In a judgment handed down today, April 29, the federal circuit denied TC Heartland’s petition for a writ of mandamus in its dispute with Kraft Foods.

The writ urged the court to cast aside a 26-year-old ruling that said patent suits can be filed in any district where the defendant sells its products.

That judgment, VE Holding Corp v Johnson Gas Appliance, concluded that a proper venue for action could be any district where a defendant “has sufficient contacts for personal jurisdiction”.

But critics said this opened the door for district courts, including the US District Court for the Eastern District of Texas, which is seen as being patent friendly, to become the go-to venue for patent lawsuits.

In the current dispute, Indiana-based TC Heartland, which creates water enhancers, was sued by Kraft for allegedly infringing three Kraft patents covering similar products.

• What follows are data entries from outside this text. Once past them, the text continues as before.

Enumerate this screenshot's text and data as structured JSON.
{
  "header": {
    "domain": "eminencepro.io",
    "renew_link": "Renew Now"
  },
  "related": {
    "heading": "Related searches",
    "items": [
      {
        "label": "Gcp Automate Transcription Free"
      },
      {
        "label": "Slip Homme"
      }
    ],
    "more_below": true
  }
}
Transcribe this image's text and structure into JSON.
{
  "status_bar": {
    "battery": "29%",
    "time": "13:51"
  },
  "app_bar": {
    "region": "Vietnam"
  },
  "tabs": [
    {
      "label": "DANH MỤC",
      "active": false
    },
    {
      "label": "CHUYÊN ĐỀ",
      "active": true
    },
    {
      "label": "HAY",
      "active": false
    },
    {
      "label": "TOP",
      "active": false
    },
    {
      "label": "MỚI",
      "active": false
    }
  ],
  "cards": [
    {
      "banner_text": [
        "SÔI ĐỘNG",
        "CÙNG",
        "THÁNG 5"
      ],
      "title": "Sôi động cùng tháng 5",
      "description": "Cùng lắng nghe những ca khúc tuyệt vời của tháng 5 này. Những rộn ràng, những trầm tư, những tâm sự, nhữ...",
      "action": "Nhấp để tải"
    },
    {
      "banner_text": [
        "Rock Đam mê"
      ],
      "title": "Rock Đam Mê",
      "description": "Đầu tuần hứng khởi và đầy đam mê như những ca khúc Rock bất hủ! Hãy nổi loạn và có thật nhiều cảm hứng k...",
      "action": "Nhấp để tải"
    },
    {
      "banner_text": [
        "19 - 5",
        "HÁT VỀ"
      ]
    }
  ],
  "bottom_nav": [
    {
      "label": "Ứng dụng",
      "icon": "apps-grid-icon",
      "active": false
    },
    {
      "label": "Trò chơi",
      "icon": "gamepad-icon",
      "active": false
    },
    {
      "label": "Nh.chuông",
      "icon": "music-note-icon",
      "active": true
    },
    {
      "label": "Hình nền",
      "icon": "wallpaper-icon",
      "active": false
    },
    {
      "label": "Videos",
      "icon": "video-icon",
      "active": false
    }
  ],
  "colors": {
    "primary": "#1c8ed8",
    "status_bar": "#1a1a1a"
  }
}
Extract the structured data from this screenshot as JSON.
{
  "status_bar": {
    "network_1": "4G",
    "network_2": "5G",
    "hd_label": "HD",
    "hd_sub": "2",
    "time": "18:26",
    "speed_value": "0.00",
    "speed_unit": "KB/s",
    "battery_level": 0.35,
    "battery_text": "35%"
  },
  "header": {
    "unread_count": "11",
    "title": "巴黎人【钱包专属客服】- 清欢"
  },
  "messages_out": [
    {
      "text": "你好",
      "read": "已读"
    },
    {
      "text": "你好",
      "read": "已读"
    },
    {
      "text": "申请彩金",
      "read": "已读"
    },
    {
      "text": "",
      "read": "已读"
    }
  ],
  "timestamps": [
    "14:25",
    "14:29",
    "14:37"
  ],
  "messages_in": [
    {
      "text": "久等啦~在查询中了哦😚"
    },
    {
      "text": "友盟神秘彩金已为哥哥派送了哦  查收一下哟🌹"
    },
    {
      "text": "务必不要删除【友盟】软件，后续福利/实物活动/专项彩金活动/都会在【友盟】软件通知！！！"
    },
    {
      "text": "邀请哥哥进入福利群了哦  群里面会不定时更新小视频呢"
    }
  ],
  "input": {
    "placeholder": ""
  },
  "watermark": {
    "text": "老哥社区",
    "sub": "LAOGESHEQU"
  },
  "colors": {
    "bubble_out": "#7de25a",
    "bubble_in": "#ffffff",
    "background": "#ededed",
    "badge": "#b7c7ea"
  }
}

Kraft sued TC Heartland at the US District Court for the District of Delaware, but TC Heartland unsuccessfully asked the judge to transfer the case to the US District Court for the Southern District of Indiana.

TC Heartland appealed against the decision to the federal circuit.

In the writ, which according to the court is filed only in “exceptional” circumstances” to correct alleged abuses of discretion, TC Heartland claimed that it does not “reside” in Delaware and that the court lacks specific personal jurisdiction over it for the lawsuit.

But a three-judge federal circuit panel unanimously rejected the claims.

“We conclude that a writ of mandamus is not warranted. The arguments raised regarding venue have been firmly resolved by VE Holding, a settled precedent for over 25 years,” Judge Kimberly Moore said.

TC Heartland, Kraft Foods, US Court of Appeals for the Federal Circuit, patent patent infringement, US District Court for the Eastern District of Texas

WIPR